This is a very helpful feature in many business applications.
We can also imagine adding data related to weather. In fact, rain could be a factor that indirectly increases or decreases sales for certain products. Yet, for this particular case, we should be careful about what to use as future values. Keep in mind that our task is to forecast future sales given historical data and some external factors or regressors. That means knowing the future is compulsory in order to make accurate forecasts. In this situation, if interested in a short term forecast then we could use some weather prediction data to fill our predictor, but if we are dealing with a longer term forecast then maybe we should think about how to fill and assess whether this could add noise to our model. In that case looking for another external regressor could be more interesting to evaluate.
Once you add all the features as needed, the model is ready to be trained on the data.

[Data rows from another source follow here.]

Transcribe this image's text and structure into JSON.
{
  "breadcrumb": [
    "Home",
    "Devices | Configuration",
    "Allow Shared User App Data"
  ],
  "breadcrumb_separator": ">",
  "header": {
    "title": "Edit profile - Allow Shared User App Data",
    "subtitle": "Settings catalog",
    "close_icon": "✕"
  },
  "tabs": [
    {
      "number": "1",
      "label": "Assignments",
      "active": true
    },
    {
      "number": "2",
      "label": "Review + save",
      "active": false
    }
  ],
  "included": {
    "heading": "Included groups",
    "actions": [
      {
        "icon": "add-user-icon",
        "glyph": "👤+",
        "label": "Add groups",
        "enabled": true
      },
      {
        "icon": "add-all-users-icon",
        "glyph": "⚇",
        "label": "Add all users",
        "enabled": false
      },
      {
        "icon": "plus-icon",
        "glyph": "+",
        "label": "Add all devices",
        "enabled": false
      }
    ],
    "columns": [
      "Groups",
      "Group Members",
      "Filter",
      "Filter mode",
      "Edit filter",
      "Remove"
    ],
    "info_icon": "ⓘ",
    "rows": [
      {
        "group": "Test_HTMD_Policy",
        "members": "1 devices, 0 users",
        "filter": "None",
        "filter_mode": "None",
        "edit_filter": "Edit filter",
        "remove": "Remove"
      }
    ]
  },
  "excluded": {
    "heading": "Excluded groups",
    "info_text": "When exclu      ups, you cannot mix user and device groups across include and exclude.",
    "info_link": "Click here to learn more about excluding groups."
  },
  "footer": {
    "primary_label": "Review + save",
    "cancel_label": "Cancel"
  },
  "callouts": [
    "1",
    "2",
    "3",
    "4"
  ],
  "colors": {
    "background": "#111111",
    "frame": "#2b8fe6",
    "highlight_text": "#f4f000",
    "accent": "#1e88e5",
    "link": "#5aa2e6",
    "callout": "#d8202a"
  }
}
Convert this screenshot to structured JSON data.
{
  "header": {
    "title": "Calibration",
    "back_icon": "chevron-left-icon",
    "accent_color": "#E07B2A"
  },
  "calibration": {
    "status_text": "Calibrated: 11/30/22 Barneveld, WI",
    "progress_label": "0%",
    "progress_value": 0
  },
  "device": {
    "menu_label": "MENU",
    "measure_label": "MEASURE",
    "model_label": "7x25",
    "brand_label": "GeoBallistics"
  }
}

Let us also create a test dataset for the future time-period, for which we will predict the forecast. Facebook Prophet provides a convenient way to extend the historical data for a specific time period through the make_future_dataframe function. The time period can be provided as input through the parameter ‘periods’. For this, let’s first initialize a prophet model with default setting and fit it on our dataframe. Next, we call the function on it to create the future dataframe for next year (365 days). The predict() function can be called on the model passing the test data to generate the forecast.

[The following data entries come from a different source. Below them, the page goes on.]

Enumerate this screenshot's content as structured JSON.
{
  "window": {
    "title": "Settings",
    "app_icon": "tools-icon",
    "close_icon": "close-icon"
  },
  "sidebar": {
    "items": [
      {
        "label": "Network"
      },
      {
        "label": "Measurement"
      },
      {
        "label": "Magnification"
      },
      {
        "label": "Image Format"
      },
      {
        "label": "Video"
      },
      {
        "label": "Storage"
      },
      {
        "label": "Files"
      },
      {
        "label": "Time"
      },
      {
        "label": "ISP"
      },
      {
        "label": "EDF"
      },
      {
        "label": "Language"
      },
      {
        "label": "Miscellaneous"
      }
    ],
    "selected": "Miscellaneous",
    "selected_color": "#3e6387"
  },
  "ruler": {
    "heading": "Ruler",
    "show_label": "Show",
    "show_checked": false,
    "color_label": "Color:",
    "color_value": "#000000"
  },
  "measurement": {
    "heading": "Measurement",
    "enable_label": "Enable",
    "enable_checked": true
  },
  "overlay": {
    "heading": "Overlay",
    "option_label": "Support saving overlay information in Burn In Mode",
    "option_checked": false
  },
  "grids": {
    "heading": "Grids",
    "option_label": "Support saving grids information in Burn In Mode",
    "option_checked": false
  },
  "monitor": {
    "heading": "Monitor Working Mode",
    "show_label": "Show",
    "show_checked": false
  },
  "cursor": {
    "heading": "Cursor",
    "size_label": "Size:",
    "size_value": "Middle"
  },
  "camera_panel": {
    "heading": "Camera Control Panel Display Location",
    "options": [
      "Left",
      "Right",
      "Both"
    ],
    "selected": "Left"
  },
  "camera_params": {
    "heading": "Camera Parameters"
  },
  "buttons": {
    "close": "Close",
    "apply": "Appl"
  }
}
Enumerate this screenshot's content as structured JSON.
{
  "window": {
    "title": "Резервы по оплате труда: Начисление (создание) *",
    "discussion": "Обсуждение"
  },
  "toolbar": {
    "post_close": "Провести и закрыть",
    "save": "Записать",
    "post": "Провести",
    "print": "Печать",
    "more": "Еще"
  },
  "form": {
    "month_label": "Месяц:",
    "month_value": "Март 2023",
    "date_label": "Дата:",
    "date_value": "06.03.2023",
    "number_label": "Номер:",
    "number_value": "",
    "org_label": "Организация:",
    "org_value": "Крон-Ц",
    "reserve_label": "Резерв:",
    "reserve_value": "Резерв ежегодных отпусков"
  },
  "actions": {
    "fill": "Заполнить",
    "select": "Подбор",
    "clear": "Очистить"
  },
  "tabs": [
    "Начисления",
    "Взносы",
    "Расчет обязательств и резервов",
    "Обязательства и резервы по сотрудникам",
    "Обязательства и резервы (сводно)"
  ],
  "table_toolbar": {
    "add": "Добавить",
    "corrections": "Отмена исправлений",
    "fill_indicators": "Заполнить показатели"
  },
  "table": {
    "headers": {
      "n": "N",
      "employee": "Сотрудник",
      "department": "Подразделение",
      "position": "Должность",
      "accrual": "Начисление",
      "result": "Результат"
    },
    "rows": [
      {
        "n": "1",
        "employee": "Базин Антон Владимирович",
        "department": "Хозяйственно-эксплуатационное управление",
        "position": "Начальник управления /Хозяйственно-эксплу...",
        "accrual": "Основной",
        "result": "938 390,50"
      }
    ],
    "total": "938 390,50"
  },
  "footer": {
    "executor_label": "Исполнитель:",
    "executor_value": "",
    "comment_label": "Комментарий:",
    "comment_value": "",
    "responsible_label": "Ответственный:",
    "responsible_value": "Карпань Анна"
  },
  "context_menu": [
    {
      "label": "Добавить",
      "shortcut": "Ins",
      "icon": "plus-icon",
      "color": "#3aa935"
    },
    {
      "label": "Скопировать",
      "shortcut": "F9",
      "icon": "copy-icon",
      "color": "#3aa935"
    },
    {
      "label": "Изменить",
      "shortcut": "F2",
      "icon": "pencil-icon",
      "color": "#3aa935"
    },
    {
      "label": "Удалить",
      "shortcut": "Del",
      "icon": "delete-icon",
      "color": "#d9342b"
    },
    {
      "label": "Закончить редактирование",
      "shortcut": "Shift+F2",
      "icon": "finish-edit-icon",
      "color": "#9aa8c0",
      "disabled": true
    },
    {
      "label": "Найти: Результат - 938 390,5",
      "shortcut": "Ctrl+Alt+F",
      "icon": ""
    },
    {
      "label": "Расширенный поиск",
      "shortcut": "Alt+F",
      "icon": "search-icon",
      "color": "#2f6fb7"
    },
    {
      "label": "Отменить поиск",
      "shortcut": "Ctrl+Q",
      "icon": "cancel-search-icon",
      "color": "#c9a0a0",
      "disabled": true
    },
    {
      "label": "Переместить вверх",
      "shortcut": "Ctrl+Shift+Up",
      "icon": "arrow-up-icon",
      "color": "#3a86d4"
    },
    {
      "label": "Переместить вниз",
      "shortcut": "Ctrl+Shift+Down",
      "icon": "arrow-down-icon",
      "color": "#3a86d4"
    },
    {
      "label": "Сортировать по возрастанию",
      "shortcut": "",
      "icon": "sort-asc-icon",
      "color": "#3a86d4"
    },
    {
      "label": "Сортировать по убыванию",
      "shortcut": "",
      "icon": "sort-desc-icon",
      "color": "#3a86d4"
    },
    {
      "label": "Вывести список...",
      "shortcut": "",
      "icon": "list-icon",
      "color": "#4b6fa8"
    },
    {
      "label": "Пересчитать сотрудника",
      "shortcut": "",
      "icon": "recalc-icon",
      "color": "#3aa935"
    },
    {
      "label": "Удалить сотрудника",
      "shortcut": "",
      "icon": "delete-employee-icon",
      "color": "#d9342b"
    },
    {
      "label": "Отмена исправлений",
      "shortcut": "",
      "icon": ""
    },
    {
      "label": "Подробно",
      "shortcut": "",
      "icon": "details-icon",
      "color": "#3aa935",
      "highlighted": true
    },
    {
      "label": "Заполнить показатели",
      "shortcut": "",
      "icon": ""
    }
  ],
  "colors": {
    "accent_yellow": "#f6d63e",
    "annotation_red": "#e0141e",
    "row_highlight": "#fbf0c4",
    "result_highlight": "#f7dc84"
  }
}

The generated forecast will have many columns as shown in the below output. We will go over the significant ones:
The forecast also provides lower and upper bounds of the trend component. You can create a plot to visualize the original data against the predictions, along with the lower bound and upper bound.
To evaluate the model, we use RMSE (Root Mean Square Error). This metric denotes the squared deviation between the true labels and the predictions.

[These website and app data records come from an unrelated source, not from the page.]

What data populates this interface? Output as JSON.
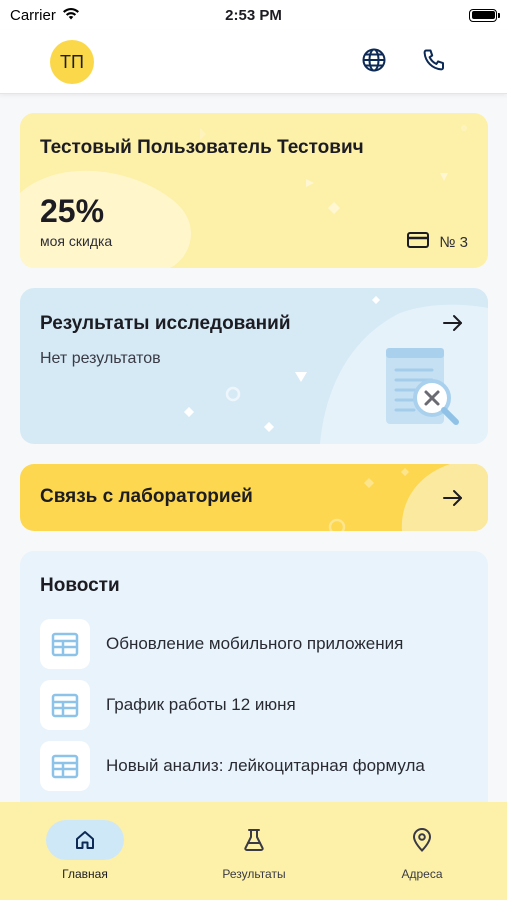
{
  "status_bar": {
    "carrier": "Carrier",
    "time": "2:53 PM"
  },
  "header": {
    "avatar_initials": "ТП",
    "icons": [
      "globe-icon",
      "phone-icon"
    ]
  },
  "discount_card": {
    "user_name": "Тестовый Пользователь Тестович",
    "discount_value": "25%",
    "discount_label": "моя скидка",
    "card_number": "№ 3",
    "icons": [
      "credit-card-icon"
    ]
  },
  "research_card": {
    "title": "Результаты исследований",
    "subtitle": "Нет результатов",
    "icons": [
      "arrow-right-icon",
      "document-search-icon"
    ]
  },
  "contact_card": {
    "title": "Связь с лабораторией",
    "icons": [
      "arrow-right-icon"
    ]
  },
  "news": {
    "title": "Новости",
    "items": [
      {
        "text": "Обновление мобильного приложения",
        "icon": "calendar-icon"
      },
      {
        "text": "График работы 12 июня",
        "icon": "calendar-icon"
      },
      {
        "text": "Новый анализ: лейкоцитарная формула",
        "icon": "calendar-icon"
      }
    ]
  },
  "tabbar": {
    "tabs": [
      {
        "label": "Главная",
        "icon": "home-icon",
        "active": true
      },
      {
        "label": "Результаты",
        "icon": "flask-icon",
        "active": false
      },
      {
        "label": "Адреса",
        "icon": "map-pin-icon",
        "active": false
      }
    ]
  },
  "colors": {
    "accent_yellow": "#fcd74f",
    "light_yellow": "#fdf0a8",
    "light_blue": "#d6eaf6",
    "news_bg": "#e8f3fb",
    "active_tab_pill": "#cfe8f7",
    "icon_dark": "#0d2a56"
  }
}
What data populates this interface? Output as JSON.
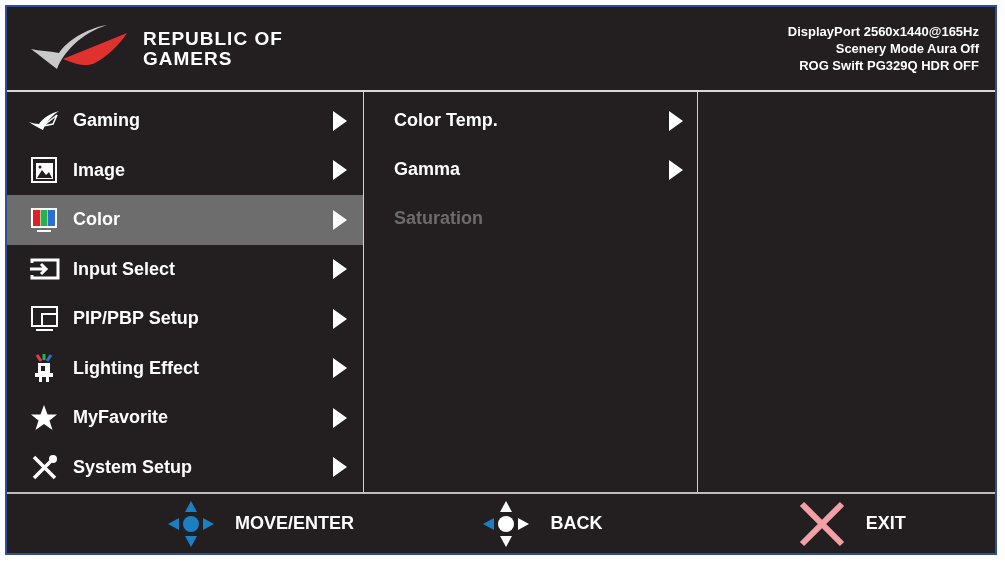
{
  "brand": {
    "line_1": "REPUBLIC OF",
    "line_2": "GAMERS"
  },
  "status": [
    "DisplayPort 2560x1440@165Hz",
    "Scenery Mode Aura Off",
    "ROG Swift PG329Q HDR OFF"
  ],
  "menu": [
    {
      "label": "Gaming",
      "kind": "rog",
      "selected": false
    },
    {
      "label": "Image",
      "kind": "image",
      "selected": false
    },
    {
      "label": "Color",
      "kind": "color",
      "selected": true
    },
    {
      "label": "Input Select",
      "kind": "input",
      "selected": false
    },
    {
      "label": "PIP/PBP Setup",
      "kind": "pip",
      "selected": false
    },
    {
      "label": "Lighting Effect",
      "kind": "light",
      "selected": false
    },
    {
      "label": "MyFavorite",
      "kind": "star",
      "selected": false
    },
    {
      "label": "System Setup",
      "kind": "tools",
      "selected": false
    }
  ],
  "submenu": [
    {
      "label": "Color Temp.",
      "disabled": false
    },
    {
      "label": "Gamma",
      "disabled": false
    },
    {
      "label": "Saturation",
      "disabled": true
    }
  ],
  "footer": [
    {
      "kind": "move",
      "label": "MOVE/ENTER"
    },
    {
      "kind": "back",
      "label": "BACK"
    },
    {
      "kind": "exit",
      "label": "EXIT"
    }
  ]
}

Now that we have included all the features and trained it on the transactions data, we can visualize the components. Prophet provides an inbuilt function plot_components which you can use.
You can see the trend of the grocery sales forecast across years in the below figure. We can observe a linearly increasing trend in the volume of sales.
Next, we have the weekly seasonality plot in the figure below. You can observe a spike in the volume of sales during Saturday and Sunday, as many people might shop in bulk during this time.
As we provided monthly seasonality as a feature, we have the variation of sales across the dates of the months in the next figure. The volume of sales is the highest in the beginning of the month.
Using the visualization of the forecast components, we can derive insights on customer behavior patterns. Actually, here we can think that some customers have a tendency to do monthly shopping on the last weekend of the month or beginning of the next one. So, businesses can stock up for higher demand during the initial and end days of the month, and during the weekends.
Note that we gave some examples of features that could help the model learn sales patterns. In real life scenarios, a significant amount of a data scientist's work consists of crafting features that bring valuable information to the model. Particularly, when dealing with sales in a grocery promotion such feature data can be very interesting to incorporate.
Throughout this article, we saw the end-to-end pipeline of how to fit a Facebook Prophet model and construct features for time series data. The ability to add custom holidays, seasonality based trend variables, these were examples of features that we can build and use making it convenient to use Prophet as a time-series forecasting tool. Finally, you need to keep key business aspects in mind when creating features.
If you are interested to learn more about the theory and applications of Facebook Prophet, you can check out these resources :